**Web page and app entries:**
==========
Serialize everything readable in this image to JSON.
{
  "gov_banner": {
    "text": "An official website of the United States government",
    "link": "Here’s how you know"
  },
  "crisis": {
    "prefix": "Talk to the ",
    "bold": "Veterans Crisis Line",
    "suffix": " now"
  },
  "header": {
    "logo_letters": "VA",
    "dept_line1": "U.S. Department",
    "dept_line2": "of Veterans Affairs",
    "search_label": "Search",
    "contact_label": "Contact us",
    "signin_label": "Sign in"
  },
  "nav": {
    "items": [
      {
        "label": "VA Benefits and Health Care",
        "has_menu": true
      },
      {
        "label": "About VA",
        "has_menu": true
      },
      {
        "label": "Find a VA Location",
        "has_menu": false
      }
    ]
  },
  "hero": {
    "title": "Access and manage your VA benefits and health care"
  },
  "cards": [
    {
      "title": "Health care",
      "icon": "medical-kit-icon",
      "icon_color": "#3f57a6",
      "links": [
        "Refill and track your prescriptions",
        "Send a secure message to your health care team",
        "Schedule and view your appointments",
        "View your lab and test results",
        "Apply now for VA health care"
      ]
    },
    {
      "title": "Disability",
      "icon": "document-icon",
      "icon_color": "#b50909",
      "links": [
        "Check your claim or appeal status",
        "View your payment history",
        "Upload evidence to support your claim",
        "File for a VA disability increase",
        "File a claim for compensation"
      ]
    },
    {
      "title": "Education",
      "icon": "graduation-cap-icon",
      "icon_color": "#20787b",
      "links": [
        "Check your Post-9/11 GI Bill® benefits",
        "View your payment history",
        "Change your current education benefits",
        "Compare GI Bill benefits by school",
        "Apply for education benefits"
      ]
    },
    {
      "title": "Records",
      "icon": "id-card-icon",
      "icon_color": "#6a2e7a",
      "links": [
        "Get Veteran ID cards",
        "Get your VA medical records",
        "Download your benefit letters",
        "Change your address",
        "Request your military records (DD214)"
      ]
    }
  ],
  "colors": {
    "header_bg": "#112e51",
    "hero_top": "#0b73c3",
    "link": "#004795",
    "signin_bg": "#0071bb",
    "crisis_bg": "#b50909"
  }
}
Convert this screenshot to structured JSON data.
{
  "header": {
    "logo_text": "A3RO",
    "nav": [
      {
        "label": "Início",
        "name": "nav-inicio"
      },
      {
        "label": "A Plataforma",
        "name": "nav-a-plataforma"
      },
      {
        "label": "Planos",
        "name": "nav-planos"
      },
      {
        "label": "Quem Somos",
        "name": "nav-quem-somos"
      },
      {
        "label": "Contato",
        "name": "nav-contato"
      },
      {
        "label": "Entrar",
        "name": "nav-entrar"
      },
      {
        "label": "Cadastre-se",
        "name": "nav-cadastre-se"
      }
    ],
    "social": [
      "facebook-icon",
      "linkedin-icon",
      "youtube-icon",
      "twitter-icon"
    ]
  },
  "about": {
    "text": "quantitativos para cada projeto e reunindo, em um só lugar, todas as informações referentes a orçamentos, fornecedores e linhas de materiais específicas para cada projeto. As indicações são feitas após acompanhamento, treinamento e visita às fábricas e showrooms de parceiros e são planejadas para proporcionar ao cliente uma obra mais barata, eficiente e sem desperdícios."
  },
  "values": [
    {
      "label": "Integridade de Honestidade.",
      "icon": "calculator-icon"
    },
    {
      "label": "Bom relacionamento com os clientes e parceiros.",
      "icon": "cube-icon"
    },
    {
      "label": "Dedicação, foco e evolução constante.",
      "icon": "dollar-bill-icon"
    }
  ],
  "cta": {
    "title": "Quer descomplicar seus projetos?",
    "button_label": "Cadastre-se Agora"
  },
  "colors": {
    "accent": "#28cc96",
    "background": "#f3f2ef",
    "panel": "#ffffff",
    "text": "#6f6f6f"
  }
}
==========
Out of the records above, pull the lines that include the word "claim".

        "Check your claim or appeal status",
        "Upload evidence to support your claim",
        "File a claim for compensation"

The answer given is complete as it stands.